▶ **Task requirements**
Where a line below holds the string "Земли", that line goes into the answer.

▶ **Supplied material**

= Beginning of Section =

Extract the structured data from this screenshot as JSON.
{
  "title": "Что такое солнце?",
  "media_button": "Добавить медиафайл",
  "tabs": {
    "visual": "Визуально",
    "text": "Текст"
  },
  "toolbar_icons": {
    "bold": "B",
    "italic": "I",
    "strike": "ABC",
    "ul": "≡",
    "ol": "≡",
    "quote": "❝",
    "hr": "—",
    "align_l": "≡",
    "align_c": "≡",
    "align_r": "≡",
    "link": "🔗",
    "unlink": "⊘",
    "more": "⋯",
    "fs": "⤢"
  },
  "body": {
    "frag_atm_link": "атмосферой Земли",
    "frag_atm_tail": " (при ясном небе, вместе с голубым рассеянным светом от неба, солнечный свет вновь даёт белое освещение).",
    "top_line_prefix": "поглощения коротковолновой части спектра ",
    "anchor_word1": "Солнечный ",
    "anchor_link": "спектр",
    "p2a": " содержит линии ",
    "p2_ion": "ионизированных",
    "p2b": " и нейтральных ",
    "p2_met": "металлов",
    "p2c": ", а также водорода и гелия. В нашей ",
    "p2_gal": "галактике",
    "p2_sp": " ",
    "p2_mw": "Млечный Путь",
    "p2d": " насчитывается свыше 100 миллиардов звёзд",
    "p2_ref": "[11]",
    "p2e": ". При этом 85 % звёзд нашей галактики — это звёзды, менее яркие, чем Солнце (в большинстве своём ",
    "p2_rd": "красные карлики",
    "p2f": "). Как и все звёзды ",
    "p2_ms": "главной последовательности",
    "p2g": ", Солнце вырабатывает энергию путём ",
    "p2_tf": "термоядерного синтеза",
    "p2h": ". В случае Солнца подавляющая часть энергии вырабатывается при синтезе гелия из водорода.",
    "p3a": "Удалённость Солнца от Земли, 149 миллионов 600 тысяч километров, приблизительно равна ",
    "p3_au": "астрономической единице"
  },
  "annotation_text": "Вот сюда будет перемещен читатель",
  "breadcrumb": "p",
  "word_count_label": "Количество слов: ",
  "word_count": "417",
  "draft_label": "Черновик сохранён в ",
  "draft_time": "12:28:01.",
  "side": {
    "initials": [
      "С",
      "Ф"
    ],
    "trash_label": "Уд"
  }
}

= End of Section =

▶ **Written solution**
    "frag_atm_link": "атмосферой Земли",
    "p3a": "Удалённость Солнца от Земли, 149 миллионов 600 тысяч километров, приблизительно равна ",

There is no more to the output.